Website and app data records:
━━━━━━━━━━━━━━━━━━━━
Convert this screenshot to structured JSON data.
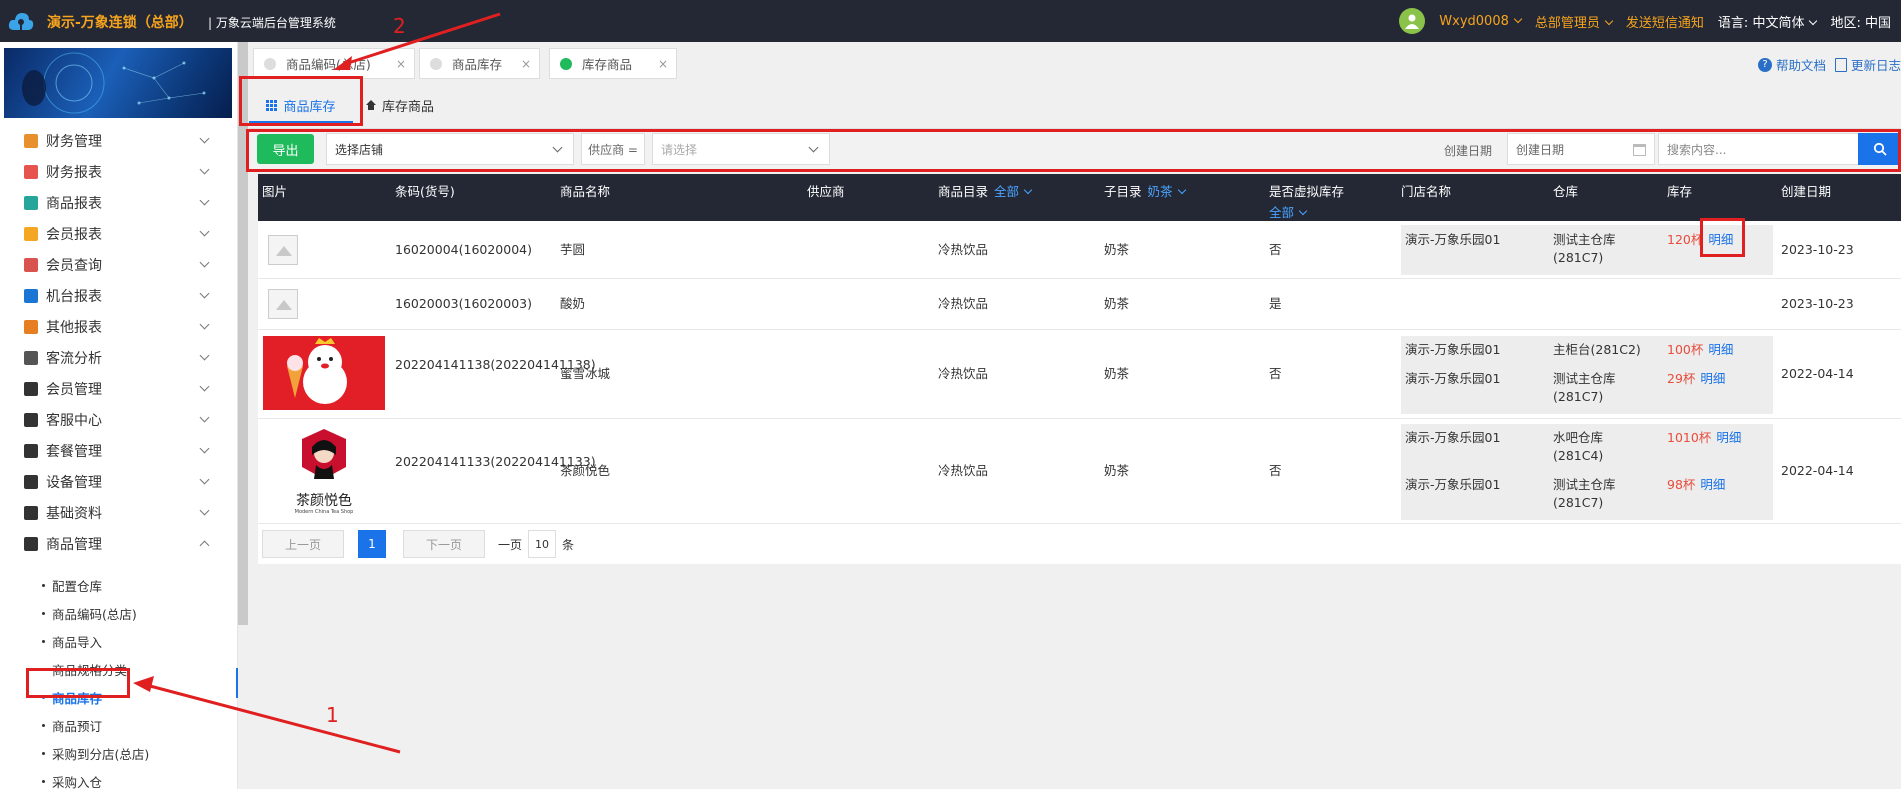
{
  "header": {
    "brand": "演示-万象连锁（总部）",
    "system_name": "| 万象云端后台管理系统",
    "user": "Wxyd0008",
    "role": "总部管理员",
    "sms": "发送短信通知",
    "lang_label": "语言:",
    "lang_value": "中文简体",
    "region_label": "地区:",
    "region_value": "中国"
  },
  "sidebar": {
    "menus": [
      {
        "label": "财务管理",
        "color": "#e8912c"
      },
      {
        "label": "财务报表",
        "color": "#e5544f"
      },
      {
        "label": "商品报表",
        "color": "#26a69a"
      },
      {
        "label": "会员报表",
        "color": "#f5a623"
      },
      {
        "label": "会员查询",
        "color": "#d9534f"
      },
      {
        "label": "机台报表",
        "color": "#1976d2"
      },
      {
        "label": "其他报表",
        "color": "#e67e22"
      },
      {
        "label": "客流分析",
        "color": "#555555"
      },
      {
        "label": "会员管理",
        "color": "#333333"
      },
      {
        "label": "客服中心",
        "color": "#333333"
      },
      {
        "label": "套餐管理",
        "color": "#333333"
      },
      {
        "label": "设备管理",
        "color": "#333333"
      },
      {
        "label": "基础资料",
        "color": "#333333"
      },
      {
        "label": "商品管理",
        "color": "#333333"
      }
    ],
    "submenu": [
      "配置仓库",
      "商品编码(总店)",
      "商品导入",
      "商品规格分类",
      "商品库存",
      "商品预订",
      "采购到分店(总店)",
      "采购入仓"
    ]
  },
  "tabs": [
    {
      "label": "商品编码(总店)",
      "close": "×"
    },
    {
      "label": "商品库存",
      "close": "×"
    },
    {
      "label": "库存商品",
      "close": "×"
    }
  ],
  "tab_colors": {
    "inactive": "#dddddd",
    "active": "#1fba5b"
  },
  "help_label": "帮助文档",
  "changelog_label": "更新日志",
  "subtabs": {
    "first": "商品库存",
    "second": "库存商品"
  },
  "toolbar": {
    "export": "导出",
    "store_placeholder": "选择店铺",
    "supplier_label": "供应商 =",
    "supplier_placeholder": "请选择",
    "date_label": "创建日期",
    "date_placeholder": "创建日期",
    "search_placeholder": "搜索内容..."
  },
  "table": {
    "headers": {
      "image": "图片",
      "barcode": "条码(货号)",
      "name": "商品名称",
      "supplier": "供应商",
      "catalog": "商品目录",
      "catalog_filter": "全部",
      "subcatalog": "子目录",
      "subcatalog_filter": "奶茶",
      "virtual": "是否虚拟库存",
      "virtual_filter": "全部",
      "store": "门店名称",
      "warehouse": "仓库",
      "stock": "库存",
      "created": "创建日期"
    },
    "rows": [
      {
        "barcode": "16020004(16020004)",
        "name": "芋圆",
        "catalog": "冷热饮品",
        "sub": "奶茶",
        "virtual": "否",
        "date": "2023-10-23",
        "stores": [
          {
            "store": "演示-万象乐园01",
            "wh": "测试主仓库(281C7)",
            "stock": "120杯",
            "detail": "明细"
          }
        ]
      },
      {
        "barcode": "16020003(16020003)",
        "name": "酸奶",
        "catalog": "冷热饮品",
        "sub": "奶茶",
        "virtual": "是",
        "date": "2023-10-23",
        "stores": []
      },
      {
        "barcode": "202204141138(202204141138)",
        "name": "蜜雪冰城",
        "catalog": "冷热饮品",
        "sub": "奶茶",
        "virtual": "否",
        "date": "2022-04-14",
        "stores": [
          {
            "store": "演示-万象乐园01",
            "wh": "主柜台(281C2)",
            "stock": "100杯",
            "detail": "明细"
          },
          {
            "store": "演示-万象乐园01",
            "wh": "测试主仓库(281C7)",
            "stock": "29杯",
            "detail": "明细"
          }
        ]
      },
      {
        "barcode": "202204141133(202204141133)",
        "name": "茶颜悦色",
        "catalog": "冷热饮品",
        "sub": "奶茶",
        "virtual": "否",
        "date": "2022-04-14",
        "stores": [
          {
            "store": "演示-万象乐园01",
            "wh": "水吧仓库(281C4)",
            "stock": "1010杯",
            "detail": "明细"
          },
          {
            "store": "演示-万象乐园01",
            "wh": "测试主仓库(281C7)",
            "stock": "98杯",
            "detail": "明细"
          }
        ]
      }
    ],
    "logo2_text": "茶颜悦色",
    "logo2_sub": "Modern China Tea Shop"
  },
  "pager": {
    "prev": "上一页",
    "current": "1",
    "next": "下一页",
    "per_page_label": "一页",
    "per_page": "10",
    "unit": "条"
  },
  "annotations": {
    "one": "1",
    "two": "2",
    "color": "#e02020"
  }
}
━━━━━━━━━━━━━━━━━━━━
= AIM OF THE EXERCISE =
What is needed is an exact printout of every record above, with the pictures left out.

= WORKED SOLUTION =
Convert this screenshot to structured JSON data.
{
  "header": {
    "brand": "演示-万象连锁（总部）",
    "system_name": "| 万象云端后台管理系统",
    "user": "Wxyd0008",
    "role": "总部管理员",
    "sms": "发送短信通知",
    "lang_label": "语言:",
    "lang_value": "中文简体",
    "region_label": "地区:",
    "region_value": "中国"
  },
  "sidebar": {
    "menus": [
      {
        "label": "财务管理",
        "color": "#e8912c"
      },
      {
        "label": "财务报表",
        "color": "#e5544f"
      },
      {
        "label": "商品报表",
        "color": "#26a69a"
      },
      {
        "label": "会员报表",
        "color": "#f5a623"
      },
      {
        "label": "会员查询",
        "color": "#d9534f"
      },
      {
        "label": "机台报表",
        "color": "#1976d2"
      },
      {
        "label": "其他报表",
        "color": "#e67e22"
      },
      {
        "label": "客流分析",
        "color": "#555555"
      },
      {
        "label": "会员管理",
        "color": "#333333"
      },
      {
        "label": "客服中心",
        "color": "#333333"
      },
      {
        "label": "套餐管理",
        "color": "#333333"
      },
      {
        "label": "设备管理",
        "color": "#333333"
      },
      {
        "label": "基础资料",
        "color": "#333333"
      },
      {
        "label": "商品管理",
        "color": "#333333"
      }
    ],
    "submenu": [
      "配置仓库",
      "商品编码(总店)",
      "商品导入",
      "商品规格分类",
      "商品库存",
      "商品预订",
      "采购到分店(总店)",
      "采购入仓"
    ]
  },
  "tabs": [
    {
      "label": "商品编码(总店)",
      "close": "×"
    },
    {
      "label": "商品库存",
      "close": "×"
    },
    {
      "label": "库存商品",
      "close": "×"
    }
  ],
  "tab_colors": {
    "inactive": "#dddddd",
    "active": "#1fba5b"
  },
  "help_label": "帮助文档",
  "changelog_label": "更新日志",
  "subtabs": {
    "first": "商品库存",
    "second": "库存商品"
  },
  "toolbar": {
    "export": "导出",
    "store_placeholder": "选择店铺",
    "supplier_label": "供应商 =",
    "supplier_placeholder": "请选择",
    "date_label": "创建日期",
    "date_placeholder": "创建日期",
    "search_placeholder": "搜索内容..."
  },
  "table": {
    "headers": {
      "image": "图片",
      "barcode": "条码(货号)",
      "name": "商品名称",
      "supplier": "供应商",
      "catalog": "商品目录",
      "catalog_filter": "全部",
      "subcatalog": "子目录",
      "subcatalog_filter": "奶茶",
      "virtual": "是否虚拟库存",
      "virtual_filter": "全部",
      "store": "门店名称",
      "warehouse": "仓库",
      "stock": "库存",
      "created": "创建日期"
    },
    "rows": [
      {
        "barcode": "16020004(16020004)",
        "name": "芋圆",
        "catalog": "冷热饮品",
        "sub": "奶茶",
        "virtual": "否",
        "date": "2023-10-23",
        "stores": [
          {
            "store": "演示-万象乐园01",
            "wh": "测试主仓库(281C7)",
            "stock": "120杯",
            "detail": "明细"
          }
        ]
      },
      {
        "barcode": "16020003(16020003)",
        "name": "酸奶",
        "catalog": "冷热饮品",
        "sub": "奶茶",
        "virtual": "是",
        "date": "2023-10-23",
        "stores": []
      },
      {
        "barcode": "202204141138(202204141138)",
        "name": "蜜雪冰城",
        "catalog": "冷热饮品",
        "sub": "奶茶",
        "virtual": "否",
        "date": "2022-04-14",
        "stores": [
          {
            "store": "演示-万象乐园01",
            "wh": "主柜台(281C2)",
            "stock": "100杯",
            "detail": "明细"
          },
          {
            "store": "演示-万象乐园01",
            "wh": "测试主仓库(281C7)",
            "stock": "29杯",
            "detail": "明细"
          }
        ]
      },
      {
        "barcode": "202204141133(202204141133)",
        "name": "茶颜悦色",
        "catalog": "冷热饮品",
        "sub": "奶茶",
        "virtual": "否",
        "date": "2022-04-14",
        "stores": [
          {
            "store": "演示-万象乐园01",
            "wh": "水吧仓库(281C4)",
            "stock": "1010杯",
            "detail": "明细"
          },
          {
            "store": "演示-万象乐园01",
            "wh": "测试主仓库(281C7)",
            "stock": "98杯",
            "detail": "明细"
          }
        ]
      }
    ],
    "logo2_text": "茶颜悦色",
    "logo2_sub": "Modern China Tea Shop"
  },
  "pager": {
    "prev": "上一页",
    "current": "1",
    "next": "下一页",
    "per_page_label": "一页",
    "per_page": "10",
    "unit": "条"
  },
  "annotations": {
    "one": "1",
    "two": "2",
    "color": "#e02020"
  }
}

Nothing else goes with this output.